Legislation in Colorado to limit marijuana concentrate purchases, add more labeling requirements and crack down on underage medical cannabis relationships with physicians has made its way to the desk of Gov. Jared Polis.
But it’s unclear whether the governor will sign the measure into law.
According to the Denver Post, state lawmakers overwhelmingly approved House Bill 1317, which would:
- Roll back the customer purchase limit for high-potency concentrates to 8 grams per day, roughly a fifth of the current limit.
- Require warnings on packages for concentrates as well as guidance on serving sizes.
- Authorize a new real-time tracking system to monitor the concentrate purchase limits.

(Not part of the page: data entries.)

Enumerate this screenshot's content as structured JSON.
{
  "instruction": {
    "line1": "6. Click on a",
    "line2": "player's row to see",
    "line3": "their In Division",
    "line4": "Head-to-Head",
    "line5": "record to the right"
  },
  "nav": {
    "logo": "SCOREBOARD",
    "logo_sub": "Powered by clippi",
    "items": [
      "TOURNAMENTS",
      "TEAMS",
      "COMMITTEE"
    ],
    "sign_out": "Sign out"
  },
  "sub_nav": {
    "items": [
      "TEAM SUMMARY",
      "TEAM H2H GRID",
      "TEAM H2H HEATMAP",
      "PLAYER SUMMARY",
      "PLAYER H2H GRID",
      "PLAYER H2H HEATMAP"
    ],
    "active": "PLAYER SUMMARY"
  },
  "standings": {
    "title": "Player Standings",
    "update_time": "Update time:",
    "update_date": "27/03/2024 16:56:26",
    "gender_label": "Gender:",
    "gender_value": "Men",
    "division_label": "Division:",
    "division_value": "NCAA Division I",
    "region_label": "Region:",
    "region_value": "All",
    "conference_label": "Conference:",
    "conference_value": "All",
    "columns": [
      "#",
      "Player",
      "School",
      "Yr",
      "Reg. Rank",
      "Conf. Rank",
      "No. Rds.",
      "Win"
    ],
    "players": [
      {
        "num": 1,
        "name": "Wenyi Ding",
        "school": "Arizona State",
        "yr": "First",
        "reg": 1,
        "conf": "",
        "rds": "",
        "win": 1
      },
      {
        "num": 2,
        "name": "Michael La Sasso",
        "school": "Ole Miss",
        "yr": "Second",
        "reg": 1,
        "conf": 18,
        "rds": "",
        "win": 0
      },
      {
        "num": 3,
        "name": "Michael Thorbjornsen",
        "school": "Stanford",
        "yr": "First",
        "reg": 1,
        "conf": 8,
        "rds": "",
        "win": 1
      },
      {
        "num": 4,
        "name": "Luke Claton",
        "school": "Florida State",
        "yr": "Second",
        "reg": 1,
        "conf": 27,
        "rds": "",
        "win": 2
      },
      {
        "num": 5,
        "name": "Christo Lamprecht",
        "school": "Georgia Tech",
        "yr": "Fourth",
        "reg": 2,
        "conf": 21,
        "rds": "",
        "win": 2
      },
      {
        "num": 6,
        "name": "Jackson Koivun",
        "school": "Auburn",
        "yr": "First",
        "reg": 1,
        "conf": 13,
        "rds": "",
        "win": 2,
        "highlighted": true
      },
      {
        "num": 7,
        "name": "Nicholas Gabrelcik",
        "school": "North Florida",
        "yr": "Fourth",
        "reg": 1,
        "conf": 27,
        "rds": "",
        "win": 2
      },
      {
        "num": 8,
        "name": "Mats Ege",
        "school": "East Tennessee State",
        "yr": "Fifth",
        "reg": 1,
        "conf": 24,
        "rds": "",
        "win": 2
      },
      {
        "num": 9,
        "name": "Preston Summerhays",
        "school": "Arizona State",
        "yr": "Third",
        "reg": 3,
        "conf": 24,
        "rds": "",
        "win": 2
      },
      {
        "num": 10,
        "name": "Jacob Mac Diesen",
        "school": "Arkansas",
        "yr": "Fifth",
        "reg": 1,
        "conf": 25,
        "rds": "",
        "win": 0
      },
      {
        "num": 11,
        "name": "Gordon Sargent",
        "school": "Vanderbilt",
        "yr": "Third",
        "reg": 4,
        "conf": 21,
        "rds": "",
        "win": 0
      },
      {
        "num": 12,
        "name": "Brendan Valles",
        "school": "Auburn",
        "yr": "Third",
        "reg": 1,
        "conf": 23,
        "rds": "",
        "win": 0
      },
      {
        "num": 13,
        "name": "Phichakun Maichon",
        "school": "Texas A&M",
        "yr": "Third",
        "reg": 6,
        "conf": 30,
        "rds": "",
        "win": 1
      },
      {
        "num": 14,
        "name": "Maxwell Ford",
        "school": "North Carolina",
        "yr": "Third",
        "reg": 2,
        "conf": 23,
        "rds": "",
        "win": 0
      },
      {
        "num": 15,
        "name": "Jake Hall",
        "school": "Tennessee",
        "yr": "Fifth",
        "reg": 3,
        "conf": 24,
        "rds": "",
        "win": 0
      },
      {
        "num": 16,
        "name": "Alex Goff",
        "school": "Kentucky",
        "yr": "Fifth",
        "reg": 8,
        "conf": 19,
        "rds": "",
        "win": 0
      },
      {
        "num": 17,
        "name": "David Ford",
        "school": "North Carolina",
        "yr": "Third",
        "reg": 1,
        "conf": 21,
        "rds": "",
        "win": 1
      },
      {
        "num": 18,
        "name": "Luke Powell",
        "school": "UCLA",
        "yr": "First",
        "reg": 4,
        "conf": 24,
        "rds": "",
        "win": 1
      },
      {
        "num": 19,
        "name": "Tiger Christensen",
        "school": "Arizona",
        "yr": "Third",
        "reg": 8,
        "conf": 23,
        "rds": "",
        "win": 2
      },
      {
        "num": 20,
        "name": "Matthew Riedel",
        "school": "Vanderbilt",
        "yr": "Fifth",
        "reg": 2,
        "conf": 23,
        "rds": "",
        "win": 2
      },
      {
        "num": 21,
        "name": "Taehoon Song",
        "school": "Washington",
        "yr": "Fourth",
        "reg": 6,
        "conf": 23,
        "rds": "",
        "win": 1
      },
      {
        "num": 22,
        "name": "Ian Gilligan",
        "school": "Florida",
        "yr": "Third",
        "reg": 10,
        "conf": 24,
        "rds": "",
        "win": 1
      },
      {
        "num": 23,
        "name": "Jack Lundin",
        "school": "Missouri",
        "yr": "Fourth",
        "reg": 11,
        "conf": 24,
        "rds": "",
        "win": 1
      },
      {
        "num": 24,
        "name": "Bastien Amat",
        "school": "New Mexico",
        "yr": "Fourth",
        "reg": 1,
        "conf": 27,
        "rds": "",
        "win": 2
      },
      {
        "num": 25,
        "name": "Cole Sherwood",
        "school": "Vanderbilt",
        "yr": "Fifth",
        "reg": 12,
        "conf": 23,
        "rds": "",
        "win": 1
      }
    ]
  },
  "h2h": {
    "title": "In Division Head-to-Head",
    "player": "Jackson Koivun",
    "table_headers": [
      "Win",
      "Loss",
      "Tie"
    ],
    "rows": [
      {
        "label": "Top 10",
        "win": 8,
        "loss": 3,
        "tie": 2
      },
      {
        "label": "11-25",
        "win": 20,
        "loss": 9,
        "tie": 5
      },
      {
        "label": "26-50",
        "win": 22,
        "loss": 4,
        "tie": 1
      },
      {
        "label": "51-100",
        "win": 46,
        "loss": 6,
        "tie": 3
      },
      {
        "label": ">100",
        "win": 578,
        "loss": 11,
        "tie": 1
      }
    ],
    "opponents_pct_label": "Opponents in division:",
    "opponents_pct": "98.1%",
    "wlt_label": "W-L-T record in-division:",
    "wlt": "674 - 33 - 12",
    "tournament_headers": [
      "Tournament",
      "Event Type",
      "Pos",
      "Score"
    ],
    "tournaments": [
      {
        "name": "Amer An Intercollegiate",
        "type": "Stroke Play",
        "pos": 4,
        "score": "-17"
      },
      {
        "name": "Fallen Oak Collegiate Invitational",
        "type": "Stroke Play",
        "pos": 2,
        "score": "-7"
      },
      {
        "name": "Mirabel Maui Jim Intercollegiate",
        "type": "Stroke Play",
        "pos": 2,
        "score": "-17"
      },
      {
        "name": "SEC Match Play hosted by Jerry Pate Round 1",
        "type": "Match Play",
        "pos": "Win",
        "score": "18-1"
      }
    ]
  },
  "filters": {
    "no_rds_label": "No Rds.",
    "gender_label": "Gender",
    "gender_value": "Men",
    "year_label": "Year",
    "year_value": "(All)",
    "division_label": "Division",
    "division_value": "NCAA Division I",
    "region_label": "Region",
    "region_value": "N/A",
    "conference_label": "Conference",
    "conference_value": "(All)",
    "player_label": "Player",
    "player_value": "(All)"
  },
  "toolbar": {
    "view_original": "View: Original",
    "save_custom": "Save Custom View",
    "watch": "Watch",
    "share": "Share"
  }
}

- Mandate that the state School of Public Health examine existing cannabis research to look for “physical and mental health effects of high-potency THC marijuana and concentrates.”
- Add more rules to ensure patients 18-20 years old have a “substantial” relationship with their physician so it’s more difficult for them to obtain medical marijuana registrations.
A state marijuana industry trade association, Colorado Leads, issued a statement to the Post in support of the bill.
“We were at the table collaborating with policymakers and stakeholders for five months,” Colorado Leads President Chuck Smith said.
“Those of us in the cannabis industry proactively identified areas in the law where the legislature could make policy improvements to further safeguard Colorado teenagers, such as limiting how much marijuana product 18-to-21-year-olds with medical marijuana cards can purchase daily.”
The governor had not indicated as of Tuesday whether he would sign the bill into law.